Liberia: WFD 2023 Underscores Significance of Water to Improve Food systems

The Makona River Farm irrigates lowland rice fields in Lofa County.

Liberia: WFD 2023 Underscores Significance of Water to Improve Food systems

As countries celebrate World Food Day, the theme of this year’s celebration which is “ We must not take water for granted: We must work together to manage a finite precious resource,” served to challenge or remind a nation like Liberia to invest more into irrigation systems to improve food security. 

Though Liberia is making some efforts to improve on irrigation systems, mainly for lowland rice cultivation to increase domestic rice supply, funding for such an initiative remains huge. Liberia is blessed with vast lowland for irrigation purposes. But, it seemed as though much of the lowland in Liberia is not yet well irrigated. An irrigation system enables the cultivation of food crops such as rice at least three times a year in Liberia. 

Every year, the globe observes World Food Day on October 16 with the goal of bringing attention to and taking action against global hunger and malnutrition. This day serves as a reminder of the need to ensure food security and everyone's access to wholesome food. Liberia is yet to host a formal program in celebration of the day, however, the country is among several countries that should observe the day.   

According to the Food and Agriculture Organization (FAO) of the United Nations, Director General Dr. Qu Dongyu this year’s World Food Day celebrates one of the planet’s most precious resources: water. 

The message of the Director General said that water is  essential to life on Earth.

According to him, water covers the majority of the planet’s surface, makes up over 50 percent  of our bodies, helps keep us fed, supports livelihoods and is central to achieving the 2030 Agenda  for Sustainable Development and the Sustainable Development Goals (SDGs).

The Director General said mankind needs to  approach the complex challenge of shielding the existing freshwater resources and aquatic food  systems from pollution and the impacts of the climate crisis, while ensuring that people have  equal access to water.  

“About 70 percent of all freshwater going to agriculture, changing the ways nations produce food, fiber, and other agricultural products is the most crucial task. It is also where failure to act  will have the gravest consequences,” he said.   

He mentioned that over the last two decades, the earth has lost approximately one-fifth of  the freshwater available. 

“For some people, the reality is much worse. In some regions, in  fact, it runs closer to one-third,” he said.  
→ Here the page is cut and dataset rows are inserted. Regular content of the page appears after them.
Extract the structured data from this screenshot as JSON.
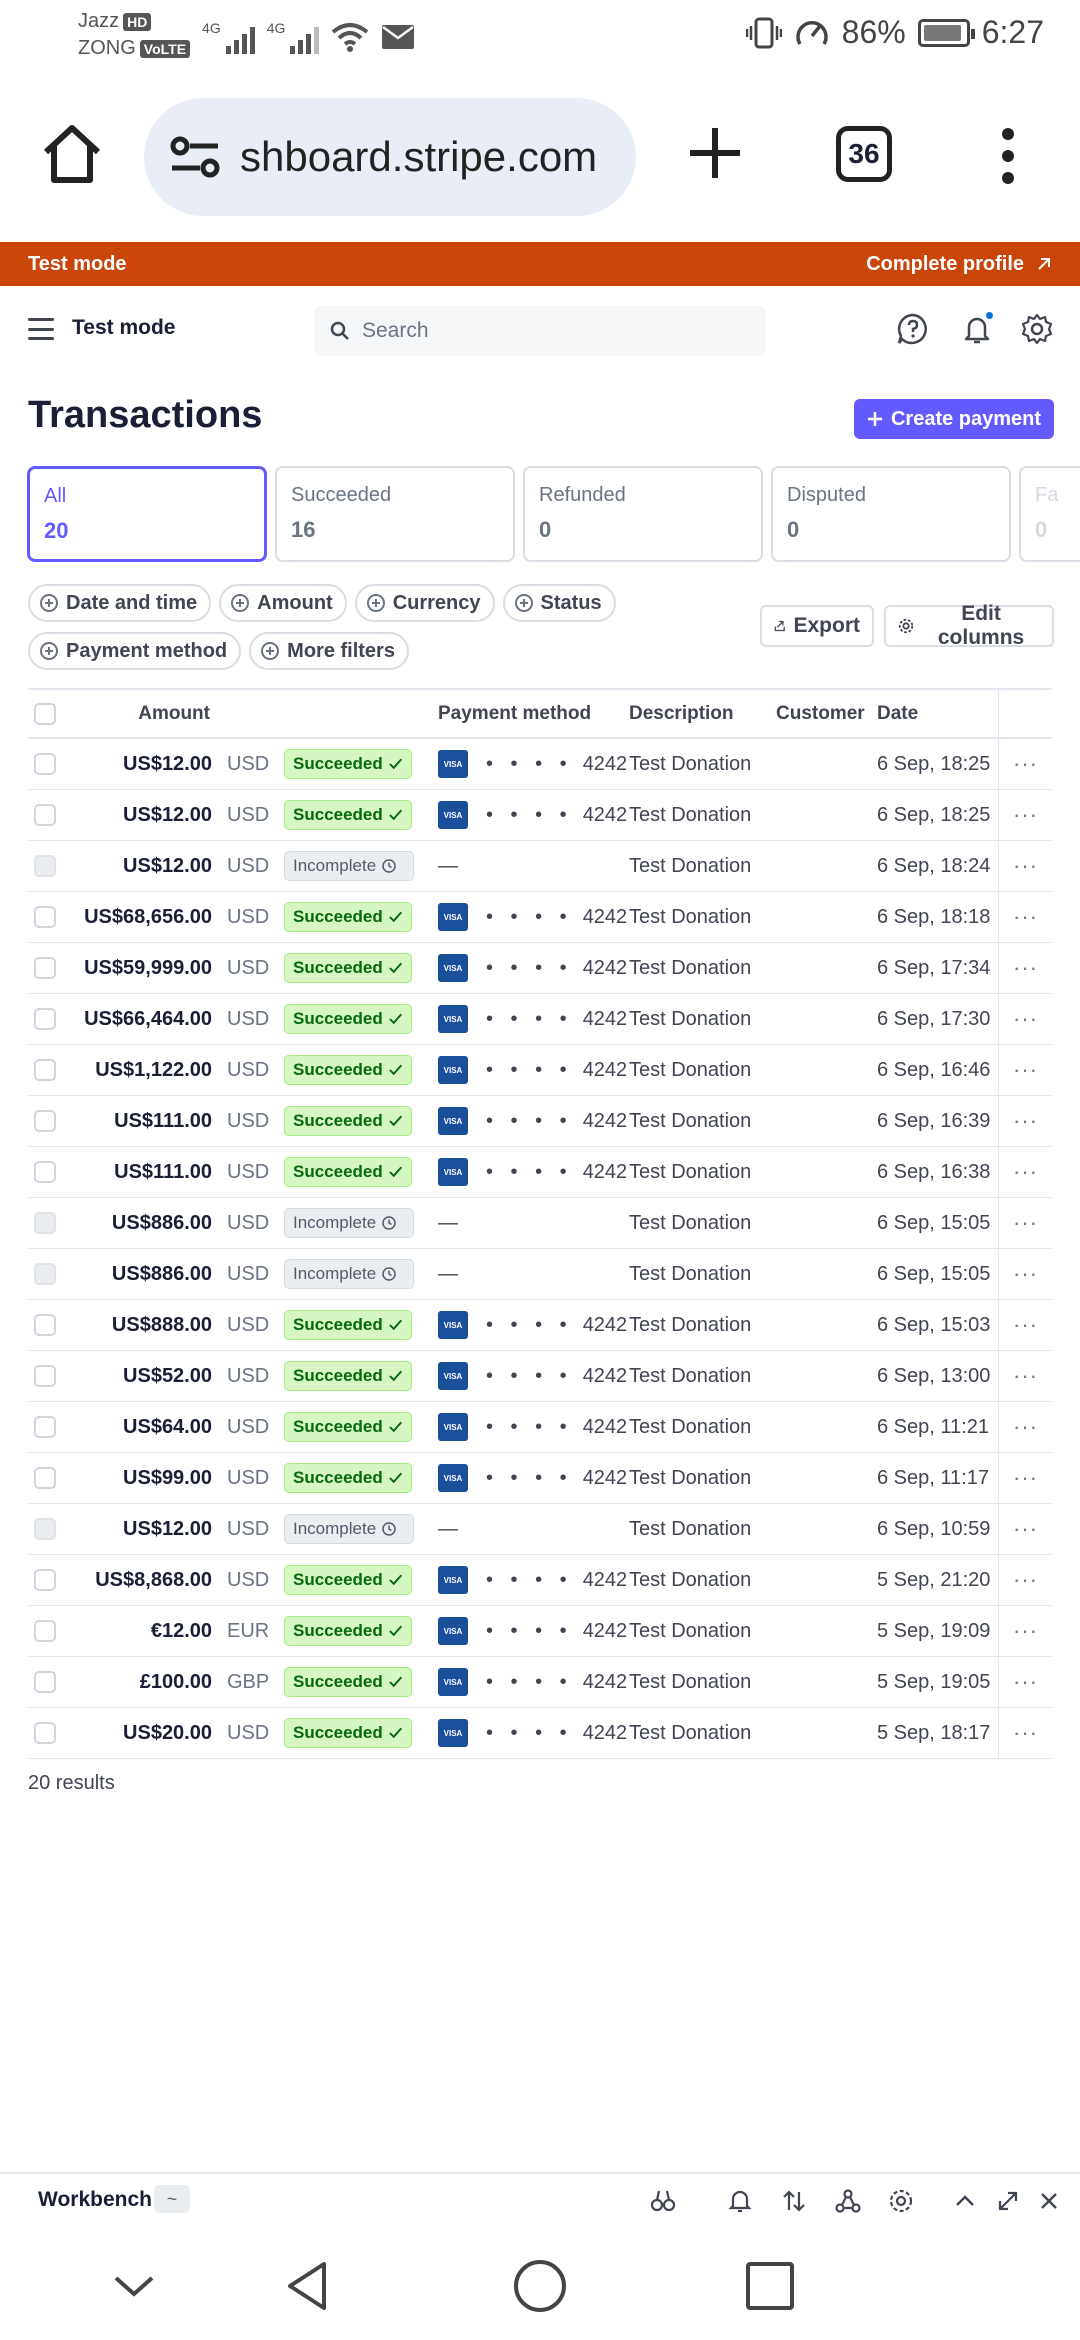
{
  "status_bar": {
    "carrier1": "Jazz",
    "carrier1_tag": "HD",
    "carrier2": "ZONG",
    "carrier2_tag": "VoLTE",
    "net1": "4G",
    "net2": "4G",
    "battery": "86%",
    "time": "6:27"
  },
  "browser": {
    "url": "shboard.stripe.com",
    "tab_count": "36"
  },
  "banner": {
    "label": "Test mode",
    "link": "Complete profile"
  },
  "topnav": {
    "title": "Test mode",
    "search_placeholder": "Search"
  },
  "page": {
    "title": "Transactions",
    "create_button": "Create payment"
  },
  "status_tabs": [
    {
      "label": "All",
      "count": "20"
    },
    {
      "label": "Succeeded",
      "count": "16"
    },
    {
      "label": "Refunded",
      "count": "0"
    },
    {
      "label": "Disputed",
      "count": "0"
    },
    {
      "label": "Fa",
      "count": "0"
    }
  ],
  "filters": [
    "Date and time",
    "Amount",
    "Currency",
    "Status",
    "Payment method",
    "More filters"
  ],
  "actions": {
    "export": "Export",
    "edit_columns": "Edit columns"
  },
  "table": {
    "headers": {
      "amount": "Amount",
      "payment_method": "Payment method",
      "description": "Description",
      "customer": "Customer",
      "date": "Date"
    },
    "rows": [
      {
        "amount": "US$12.00",
        "currency": "USD",
        "status": "Succeeded",
        "card": "4242",
        "description": "Test Donation",
        "date": "6 Sep, 18:25"
      },
      {
        "amount": "US$12.00",
        "currency": "USD",
        "status": "Succeeded",
        "card": "4242",
        "description": "Test Donation",
        "date": "6 Sep, 18:25"
      },
      {
        "amount": "US$12.00",
        "currency": "USD",
        "status": "Incomplete",
        "card": "",
        "description": "Test Donation",
        "date": "6 Sep, 18:24"
      },
      {
        "amount": "US$68,656.00",
        "currency": "USD",
        "status": "Succeeded",
        "card": "4242",
        "description": "Test Donation",
        "date": "6 Sep, 18:18"
      },
      {
        "amount": "US$59,999.00",
        "currency": "USD",
        "status": "Succeeded",
        "card": "4242",
        "description": "Test Donation",
        "date": "6 Sep, 17:34"
      },
      {
        "amount": "US$66,464.00",
        "currency": "USD",
        "status": "Succeeded",
        "card": "4242",
        "description": "Test Donation",
        "date": "6 Sep, 17:30"
      },
      {
        "amount": "US$1,122.00",
        "currency": "USD",
        "status": "Succeeded",
        "card": "4242",
        "description": "Test Donation",
        "date": "6 Sep, 16:46"
      },
      {
        "amount": "US$111.00",
        "currency": "USD",
        "status": "Succeeded",
        "card": "4242",
        "description": "Test Donation",
        "date": "6 Sep, 16:39"
      },
      {
        "amount": "US$111.00",
        "currency": "USD",
        "status": "Succeeded",
        "card": "4242",
        "description": "Test Donation",
        "date": "6 Sep, 16:38"
      },
      {
        "amount": "US$886.00",
        "currency": "USD",
        "status": "Incomplete",
        "card": "",
        "description": "Test Donation",
        "date": "6 Sep, 15:05"
      },
      {
        "amount": "US$886.00",
        "currency": "USD",
        "status": "Incomplete",
        "card": "",
        "description": "Test Donation",
        "date": "6 Sep, 15:05"
      },
      {
        "amount": "US$888.00",
        "currency": "USD",
        "status": "Succeeded",
        "card": "4242",
        "description": "Test Donation",
        "date": "6 Sep, 15:03"
      },
      {
        "amount": "US$52.00",
        "currency": "USD",
        "status": "Succeeded",
        "card": "4242",
        "description": "Test Donation",
        "date": "6 Sep, 13:00"
      },
      {
        "amount": "US$64.00",
        "currency": "USD",
        "status": "Succeeded",
        "card": "4242",
        "description": "Test Donation",
        "date": "6 Sep, 11:21"
      },
      {
        "amount": "US$99.00",
        "currency": "USD",
        "status": "Succeeded",
        "card": "4242",
        "description": "Test Donation",
        "date": "6 Sep, 11:17"
      },
      {
        "amount": "US$12.00",
        "currency": "USD",
        "status": "Incomplete",
        "card": "",
        "description": "Test Donation",
        "date": "6 Sep, 10:59"
      },
      {
        "amount": "US$8,868.00",
        "currency": "USD",
        "status": "Succeeded",
        "card": "4242",
        "description": "Test Donation",
        "date": "5 Sep, 21:20"
      },
      {
        "amount": "€12.00",
        "currency": "EUR",
        "status": "Succeeded",
        "card": "4242",
        "description": "Test Donation",
        "date": "5 Sep, 19:09"
      },
      {
        "amount": "£100.00",
        "currency": "GBP",
        "status": "Succeeded",
        "card": "4242",
        "description": "Test Donation",
        "date": "5 Sep, 19:05"
      },
      {
        "amount": "US$20.00",
        "currency": "USD",
        "status": "Succeeded",
        "card": "4242",
        "description": "Test Donation",
        "date": "5 Sep, 18:17"
      }
    ],
    "card_brand": "VISA",
    "card_mask": "• • • •",
    "empty_mark": "—",
    "results": "20 results"
  },
  "workbench": {
    "title": "Workbench",
    "tag": "~"
  },
  "colors": {
    "accent": "#635bff",
    "banner": "#c9450a",
    "success_bg": "#d7f7c2",
    "success_fg": "#05690d"
  }
}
Dongyu said unless people act urgently, we are on course to increase our water use by more than a third by 2050  globally, given our planet’s growing population. That means, collectively, we risk reaching a point  of no return. 

He mentioned that rapid population growth, urbanization, industrialization, economic development, and the climate  crisis have all taken a toll on our water resources. Combined with water pollution, over-extraction and lack of coordinated management, this creates a complex mix of overlapping challenges.  

“Increased extreme weather events, drought and flooding are stressing our ecosystems, with  daunting consequences for global food security. Smallholder farmers, particularly the poor,  women, youth, Indigenous Peoples, migrants, and refugees, are the most vulnerable,” the director general message read.

Approaching a complex challenge

He stressed that at the heart of the balancing act to address these combined challenges must be securing sufficient  water for agriculture, while reconciling the competing water needs of other economic activities,  especially as urbanization accelerates. 

“Good governance is crucial for sustainable and equitable water allocation, through an integrated  and inclusive approach with all partners. Water governance and tenure, water pricing, regulations,  and incentive measures, are needed to drive change and ensure equitable access to clean and safe  water resources,” he added. 

The Director underscored the need to implement integrated water resources management through coordinated  development and management of water, land, and related resources to maximize human well being, without compromising the sustainability of vital ecosystems.  

According to him, investment in innovative, efficient water management practices is vital, including in modern  irrigation and storage technologies and science-based solutions to address water scarcity and  harnessing flooding; so that we are building a water-saving and resilient society, including through  managing more effectively the water-food-energy nexus.

Action on the ground

The Director General in his message said “We can and are working to make these things happen. He made particular mention of the work of FAO in the Sahel by providing mechanization opportunities to farmers to improve  their water infrastructure and at the same time supporting rural women and their households to access water.